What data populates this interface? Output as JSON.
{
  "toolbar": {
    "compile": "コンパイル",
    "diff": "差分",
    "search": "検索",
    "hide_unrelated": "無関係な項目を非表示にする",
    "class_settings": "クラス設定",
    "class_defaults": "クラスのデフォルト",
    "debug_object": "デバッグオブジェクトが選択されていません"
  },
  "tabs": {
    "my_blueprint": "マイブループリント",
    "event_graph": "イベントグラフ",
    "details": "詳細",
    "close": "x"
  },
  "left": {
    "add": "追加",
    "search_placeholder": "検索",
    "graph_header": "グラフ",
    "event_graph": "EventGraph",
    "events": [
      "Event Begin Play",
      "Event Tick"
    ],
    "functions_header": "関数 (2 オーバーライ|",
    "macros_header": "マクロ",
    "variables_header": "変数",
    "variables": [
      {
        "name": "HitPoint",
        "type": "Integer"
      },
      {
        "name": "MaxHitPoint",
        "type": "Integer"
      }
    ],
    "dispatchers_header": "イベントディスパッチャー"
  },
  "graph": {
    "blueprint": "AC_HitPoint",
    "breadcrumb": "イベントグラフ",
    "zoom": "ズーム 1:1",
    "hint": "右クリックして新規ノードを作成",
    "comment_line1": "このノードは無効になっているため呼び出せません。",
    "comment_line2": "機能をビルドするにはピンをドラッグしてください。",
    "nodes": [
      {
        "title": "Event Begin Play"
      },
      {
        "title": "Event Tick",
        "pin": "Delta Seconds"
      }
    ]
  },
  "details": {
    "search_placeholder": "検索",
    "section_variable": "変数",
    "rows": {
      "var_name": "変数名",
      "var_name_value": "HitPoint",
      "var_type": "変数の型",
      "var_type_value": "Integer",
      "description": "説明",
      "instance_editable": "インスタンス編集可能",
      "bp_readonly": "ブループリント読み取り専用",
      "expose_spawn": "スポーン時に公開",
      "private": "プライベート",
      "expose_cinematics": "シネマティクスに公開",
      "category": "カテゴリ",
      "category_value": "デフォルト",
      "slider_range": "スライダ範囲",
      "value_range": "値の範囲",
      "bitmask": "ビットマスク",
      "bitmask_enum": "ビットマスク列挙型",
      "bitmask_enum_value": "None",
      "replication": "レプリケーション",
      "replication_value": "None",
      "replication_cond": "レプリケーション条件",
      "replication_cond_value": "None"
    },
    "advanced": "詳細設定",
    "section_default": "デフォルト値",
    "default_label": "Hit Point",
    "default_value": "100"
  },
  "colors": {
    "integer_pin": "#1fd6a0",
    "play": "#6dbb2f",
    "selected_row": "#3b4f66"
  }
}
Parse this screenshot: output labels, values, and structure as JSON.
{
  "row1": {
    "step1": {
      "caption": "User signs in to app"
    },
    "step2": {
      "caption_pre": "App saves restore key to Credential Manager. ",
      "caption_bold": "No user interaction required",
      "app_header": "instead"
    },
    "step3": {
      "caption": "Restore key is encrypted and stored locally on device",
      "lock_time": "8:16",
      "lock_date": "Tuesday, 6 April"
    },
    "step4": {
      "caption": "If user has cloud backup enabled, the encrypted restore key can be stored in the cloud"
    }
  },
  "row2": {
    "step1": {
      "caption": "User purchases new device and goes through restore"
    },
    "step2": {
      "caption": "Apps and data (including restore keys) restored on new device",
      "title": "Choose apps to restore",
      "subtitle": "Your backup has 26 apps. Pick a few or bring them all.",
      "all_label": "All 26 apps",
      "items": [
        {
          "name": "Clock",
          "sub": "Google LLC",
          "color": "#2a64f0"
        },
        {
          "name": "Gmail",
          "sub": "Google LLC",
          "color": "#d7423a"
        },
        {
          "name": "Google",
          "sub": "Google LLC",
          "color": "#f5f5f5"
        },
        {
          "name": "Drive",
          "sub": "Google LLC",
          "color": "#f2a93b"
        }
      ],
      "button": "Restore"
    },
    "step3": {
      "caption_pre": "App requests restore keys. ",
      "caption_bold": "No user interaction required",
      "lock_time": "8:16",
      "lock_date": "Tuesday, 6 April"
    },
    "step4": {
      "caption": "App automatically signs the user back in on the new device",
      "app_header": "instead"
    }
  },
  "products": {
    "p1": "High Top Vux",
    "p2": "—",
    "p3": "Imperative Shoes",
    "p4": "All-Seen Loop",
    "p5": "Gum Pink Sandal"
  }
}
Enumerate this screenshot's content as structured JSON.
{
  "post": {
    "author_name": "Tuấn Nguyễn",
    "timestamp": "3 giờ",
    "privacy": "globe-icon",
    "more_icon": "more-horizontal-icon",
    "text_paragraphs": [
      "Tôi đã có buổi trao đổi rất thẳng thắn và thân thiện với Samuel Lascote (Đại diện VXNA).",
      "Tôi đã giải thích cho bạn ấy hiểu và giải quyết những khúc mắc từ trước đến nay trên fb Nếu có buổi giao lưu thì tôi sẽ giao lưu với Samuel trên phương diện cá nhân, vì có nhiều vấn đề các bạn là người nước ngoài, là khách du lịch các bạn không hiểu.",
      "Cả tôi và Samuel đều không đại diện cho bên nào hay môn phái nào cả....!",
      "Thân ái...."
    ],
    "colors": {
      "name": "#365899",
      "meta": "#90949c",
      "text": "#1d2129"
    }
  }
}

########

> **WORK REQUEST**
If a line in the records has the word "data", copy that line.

> **YOUR RESPONSE**
What data populates this interface? Output as JSON.
      "caption": "Apps and data (including restore keys) restored on new device",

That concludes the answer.